The emergence of high density technologies monitoring the genome, transcriptome and proteome in relation to genotoxic stress have tremendously enhanced our knowledge on global responses and dynamics in the DNA damage response, including its relation with cancer and aging. Moreover, '-omics' technologies identified many novel factors, their post-translational modifications, pathways and global responses in the cellular response to DNA damage. Based on omics, it is currently estimated that thousands of gene(product)s participate in the DNA damage response, recognizing complex networks that determine cell fate after damage to the most precious cellular molecule, DNA. The development of next generation sequencing technology and associated specialized protocols can quantitatively monitor RNA and DNA at unprecedented single nucleotide resolution. In this review we will discuss the contribution of omics technologies and in particular next generation sequencing to our understanding of the DNA damage response and the future prospective of next generation sequencing, its single cell application and omics dataset integration in unraveling intricate DNA damage signaling networks.

DNA damage response, Genomics, Next generation sequencing, Proteomics, Transcriptomics
dx.doi.org/10.1016/j.dnarep.2014.03.008, hdl.handle.net/1765/60937
D N A Repair
This work was funded by the European Commission 7th Framework Programme; grant id fp7/200880 - European Study to Establish Biomarkers of Human Ageing (MARK-AGE), This work was funded by the European Commission 7th Framework Programme; grant id fp7/259893 - The DNA damage response and breast cancer (DDRESPONSE)
Department of Molecular Genetics

Derks, K.W.J, Hoeijmakers, J.H.J, & Pothof, J. (2014). The DNA damage response: The omics era and its impact.

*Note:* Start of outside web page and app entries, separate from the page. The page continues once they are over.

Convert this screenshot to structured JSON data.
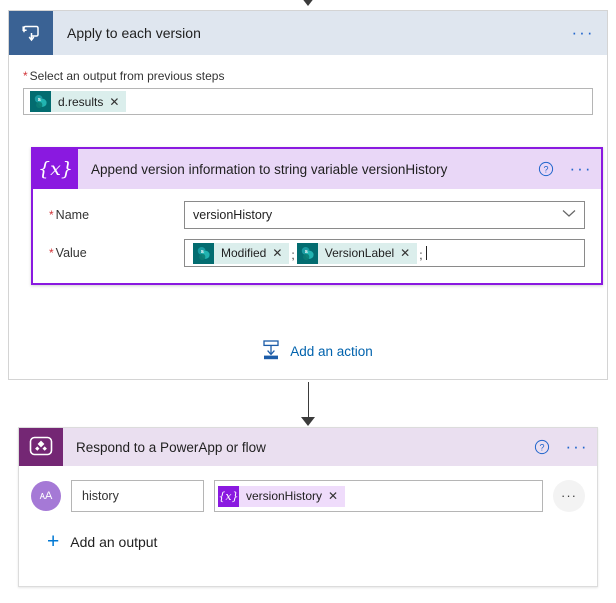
{
  "connectors": {
    "top_arrow_icon": "arrow-down-icon",
    "mid_arrow_icon": "arrow-down-icon"
  },
  "scope": {
    "icon": "apply-to-each-loop-icon",
    "title": "Apply to each version",
    "menu_icon": "ellipsis-icon",
    "menu_label": "···",
    "field": {
      "required_marker": "*",
      "label": "Select an output from previous steps",
      "token": {
        "icon": "sharepoint-icon",
        "icon_glyph": "s",
        "text": "d.results",
        "remove_label": "✕",
        "color": "#036c70"
      }
    }
  },
  "action": {
    "icon": "variables-icon",
    "icon_glyph": "{x}",
    "title": "Append version information to string variable versionHistory",
    "help_icon": "help-circle-icon",
    "menu_icon": "ellipsis-icon",
    "menu_label": "···",
    "accent_color": "#8a19e0",
    "name_field": {
      "required_marker": "*",
      "label": "Name",
      "value": "versionHistory",
      "chevron_icon": "chevron-down-icon",
      "chevron_glyph": "⌄"
    },
    "value_field": {
      "required_marker": "*",
      "label": "Value",
      "tokens": [
        {
          "icon": "sharepoint-icon",
          "icon_glyph": "s",
          "text": "Modified",
          "remove_label": "✕",
          "color": "#036c70"
        },
        {
          "icon": "sharepoint-icon",
          "icon_glyph": "s",
          "text": "VersionLabel",
          "remove_label": "✕",
          "color": "#036c70"
        }
      ],
      "separator_1": ";",
      "separator_2": ";"
    }
  },
  "add_action": {
    "icon": "insert-below-icon",
    "label": "Add an action",
    "color": "#0062ad"
  },
  "respond": {
    "icon": "powerapps-icon",
    "title": "Respond to a PowerApp or flow",
    "help_icon": "help-circle-icon",
    "menu_icon": "ellipsis-icon",
    "menu_label": "···",
    "accent_color": "#742774",
    "output": {
      "type_icon": "text-type-icon",
      "type_glyph": "ᴀA",
      "name": "history",
      "token": {
        "icon": "variables-icon",
        "icon_glyph": "{x}",
        "text": "versionHistory",
        "remove_label": "✕",
        "color": "#8a19e0"
      },
      "row_menu_icon": "ellipsis-icon",
      "row_menu_label": "···"
    },
    "add_output": {
      "icon": "plus-icon",
      "icon_glyph": "+",
      "label": "Add an output"
    }
  }
}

D N A Repair, 19, 214–220. doi:10.1016/j.dnarep.2014.03.008